Schrader is such a cineaste. Did he give you many film references?
He has so many references, but many of them are things he has been working with for a long time, such as the films of Robert Bresson. He doesn't reference Bresson directly. Instead, he has these off-handed comments. For example, he might say, "the hands." If you've seen Paul's other movies or read his essays, you sort of get it.
Did you do much research on the design of casinos for the film?
We shot in an actual casino, which had a lot of rules about what you could and couldn’t shoot. They are so precisely designed. You can't change a lot of the colors. We focused on how to mold the environment with what we could do. For example, what colors didn’t we want to see. We did a little bit of research to start, but relied on firsthand research while we were at the casino by just observing people. Being in these places and watching these people — like how a winner reacts or the couple who stays up all night playing looks — was really helpful in figuring out these spaces.
Did you try to mimic casino design?

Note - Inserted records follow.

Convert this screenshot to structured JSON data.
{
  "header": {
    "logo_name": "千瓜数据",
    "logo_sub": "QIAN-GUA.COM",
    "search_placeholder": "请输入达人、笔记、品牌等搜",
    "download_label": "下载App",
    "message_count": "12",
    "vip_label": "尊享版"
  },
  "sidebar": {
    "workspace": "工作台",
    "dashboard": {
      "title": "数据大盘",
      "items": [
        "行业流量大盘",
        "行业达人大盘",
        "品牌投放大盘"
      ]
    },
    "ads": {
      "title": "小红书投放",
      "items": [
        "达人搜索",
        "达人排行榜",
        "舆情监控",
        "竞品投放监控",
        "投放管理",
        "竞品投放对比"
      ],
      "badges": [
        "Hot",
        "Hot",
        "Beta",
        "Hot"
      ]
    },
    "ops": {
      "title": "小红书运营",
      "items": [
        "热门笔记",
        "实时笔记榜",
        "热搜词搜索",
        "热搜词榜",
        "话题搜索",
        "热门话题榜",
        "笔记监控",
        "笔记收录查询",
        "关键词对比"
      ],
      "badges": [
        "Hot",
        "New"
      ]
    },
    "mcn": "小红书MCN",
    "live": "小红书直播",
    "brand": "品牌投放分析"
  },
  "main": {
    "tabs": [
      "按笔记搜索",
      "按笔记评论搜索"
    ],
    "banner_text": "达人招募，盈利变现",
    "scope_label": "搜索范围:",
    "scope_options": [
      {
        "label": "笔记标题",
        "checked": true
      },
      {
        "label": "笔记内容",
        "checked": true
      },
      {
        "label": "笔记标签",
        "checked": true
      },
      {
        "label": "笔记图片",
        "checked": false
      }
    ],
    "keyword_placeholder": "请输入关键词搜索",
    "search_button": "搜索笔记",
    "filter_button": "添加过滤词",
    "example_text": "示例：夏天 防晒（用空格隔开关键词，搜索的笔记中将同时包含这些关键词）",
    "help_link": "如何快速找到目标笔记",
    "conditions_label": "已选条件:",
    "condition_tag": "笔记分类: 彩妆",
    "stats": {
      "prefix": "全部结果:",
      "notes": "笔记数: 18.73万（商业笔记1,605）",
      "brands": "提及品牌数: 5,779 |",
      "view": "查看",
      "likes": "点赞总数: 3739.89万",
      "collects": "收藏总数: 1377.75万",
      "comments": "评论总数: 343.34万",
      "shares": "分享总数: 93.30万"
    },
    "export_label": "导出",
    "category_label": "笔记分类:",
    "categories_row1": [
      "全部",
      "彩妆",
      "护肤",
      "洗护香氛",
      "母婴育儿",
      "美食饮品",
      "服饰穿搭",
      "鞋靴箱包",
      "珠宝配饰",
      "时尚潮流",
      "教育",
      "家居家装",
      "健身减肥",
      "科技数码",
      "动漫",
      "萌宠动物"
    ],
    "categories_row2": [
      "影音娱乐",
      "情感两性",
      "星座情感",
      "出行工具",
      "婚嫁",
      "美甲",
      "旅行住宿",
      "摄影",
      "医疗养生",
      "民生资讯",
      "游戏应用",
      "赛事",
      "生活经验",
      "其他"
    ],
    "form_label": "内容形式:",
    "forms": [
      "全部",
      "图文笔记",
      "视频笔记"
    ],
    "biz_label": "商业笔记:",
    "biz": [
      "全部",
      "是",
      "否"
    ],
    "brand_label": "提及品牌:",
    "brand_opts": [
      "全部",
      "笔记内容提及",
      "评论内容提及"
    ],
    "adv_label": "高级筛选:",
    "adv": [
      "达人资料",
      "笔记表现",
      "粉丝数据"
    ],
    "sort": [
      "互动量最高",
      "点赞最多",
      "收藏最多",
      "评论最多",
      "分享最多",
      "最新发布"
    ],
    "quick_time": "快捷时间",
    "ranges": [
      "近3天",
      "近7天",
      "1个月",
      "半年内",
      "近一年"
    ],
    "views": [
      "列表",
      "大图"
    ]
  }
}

We did a bit. Shooting in casinos is really hard because there’s an enormous amount of red tape and oversight. There is surveillance and eye-in-the-sky cameras watching you all the time. You have to be careful about what you cover and what you don't. In designing the film, we backed into the space rather than coming at it with specific designs. In the casino, we considered what we actually had to work with and that informed how we designed the rest of the spaces.
Variety wrote, “A great poker sequence makes you feel like you’re seated at the table... and The Card Counter gives you that sensation.” How did the production design do that?
We focused on getting the details of the game right. We had our poker chips made for the kind of games being played today. We used as many real things as we could. Even the weight of the chips was considered. We personalized cards and we made sure the cards were the right weight. There was a lot of sitting on the floor watching people in the casino to get the details just right. For the drifting gambling feeling, the rest of the casino was a stripped-down version, which gives the viewer a sensation of being fixated on gambling.
Isaac’s character seems to want to control everything, including the design of his hotel room.
He has a lot going on internally in his life. When there's too much going on inside, we tend to try to control the things which are happening outside of us externally. How can he control the environment around him in a way that makes him comfortable again.
Shooting windowless spaces can be difficult. How did you work with cinematographer Alexander Dynan to define the look of the casinos?
We talked early on about how we wanted to approach a lot of these rooms, about creating the right palate, and how the texture of the fabrics would give off the right amount of glow. We got as picky as we could with the casino machines. It was a lot of talking with the casino ahead of time to make sure that we could black out certain areas. There was a lot of playing with dark spaces and really allowing the games that had a lot of life shine in those moments. That really helped to focus the palate without getting too heavy-handed.
What was the approach with the dream sequences?
We tried to make our space as realistic as possible and then let the camera do a lot of two experimental things to create the sensation of being in a dream. Instead of going for wacky designs, we grounded the space in a sort of reality and let the camera reflect the subjectivity of the characters.
How was it working with Paul Schrader?
A lot of people don't really realize how funny he is. He would let me know when things weren't working and when they were working, but it was usually contained in or accompanied by some sort of wisecrack. Being able to laugh with someone is something you can't take for granted. There are a lot of things that can happen while making a film that can be very stressful, and he just made me feel like we were in a safe and creative space.